PBS series features institute director
"The Embrace of Aging," a documentary series airing Sundays at 2:30 p.m. on Detroit Public Televsion, features several interviews with Taubman Institute Director Eva Feldman, M.D., Ph.D.
Drug cuts risk of bone-marrow transplant side effect
Taubman Emerging Scholar Sung Won Choi, M.D., is the lead author of a new study that finds a new way to help prevent graft-vs-host disease in cancer patients receiving bone-marrow transplants.
Study: Two types of cancer stem cells lead to metastasis

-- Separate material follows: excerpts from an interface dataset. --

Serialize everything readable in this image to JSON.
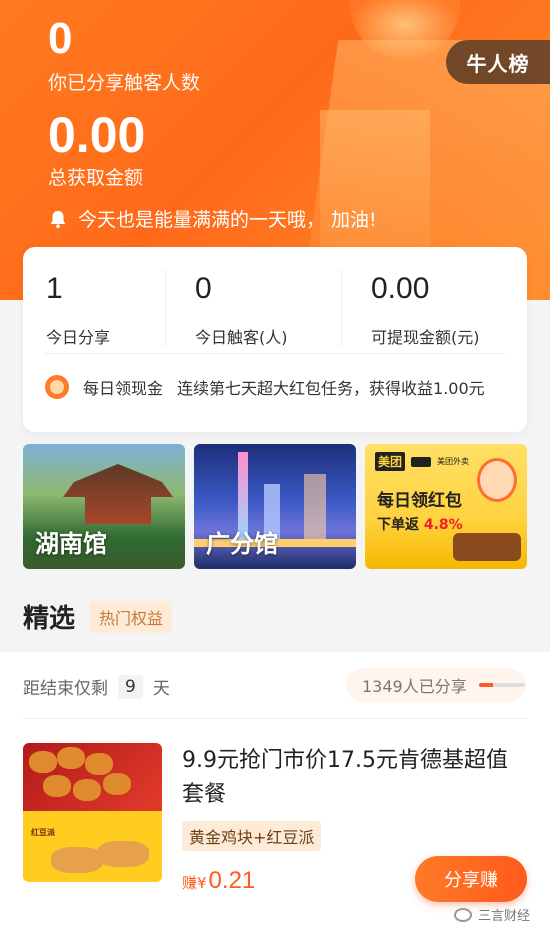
{
  "header": {
    "shared_count": "0",
    "shared_count_label": "你已分享触客人数",
    "total_amount": "0.00",
    "total_amount_label": "总获取金额",
    "notice": "今天也是能量满满的一天哦， 加油!",
    "rank_button": "牛人榜"
  },
  "stats": {
    "items": [
      {
        "value": "1",
        "label": "今日分享"
      },
      {
        "value": "0",
        "label": "今日触客(人)"
      },
      {
        "value": "0.00",
        "label": "可提现金额(元)"
      }
    ],
    "task_name": "每日领现金",
    "task_desc": "连续第七天超大红包任务，获得收益1.00元"
  },
  "tiles": {
    "hunan": "湖南馆",
    "guangfen": "广分馆",
    "meituan": {
      "brand": "美团",
      "brand2": "美团外卖",
      "title": "每日领红包",
      "sub_prefix": "下单返",
      "sub_percent": "4.8%"
    }
  },
  "section": {
    "title": "精选",
    "tag": "热门权益"
  },
  "product": {
    "countdown_prefix": "距结束仅剩",
    "countdown_days": "9",
    "countdown_suffix": "天",
    "shared_text": "1349人已分享",
    "shared_progress": 0.3,
    "title": "9.9元抢门市价17.5元肯德基超值套餐",
    "tag": "黄金鸡块+红豆派",
    "thumb_label": "红豆派",
    "earn_prefix": "赚¥",
    "earn_value": "0.21",
    "share_button": "分享赚"
  },
  "watermark": "三言财经",
  "colors": {
    "accent": "#ff6a1a",
    "price": "#ff5a1f"
  }
}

Breast cancer stem cells exist in two different states and each state plays a role in how cancer spreads, according to a new study published by Taubman Senior Scholar Dr. Max Wicha.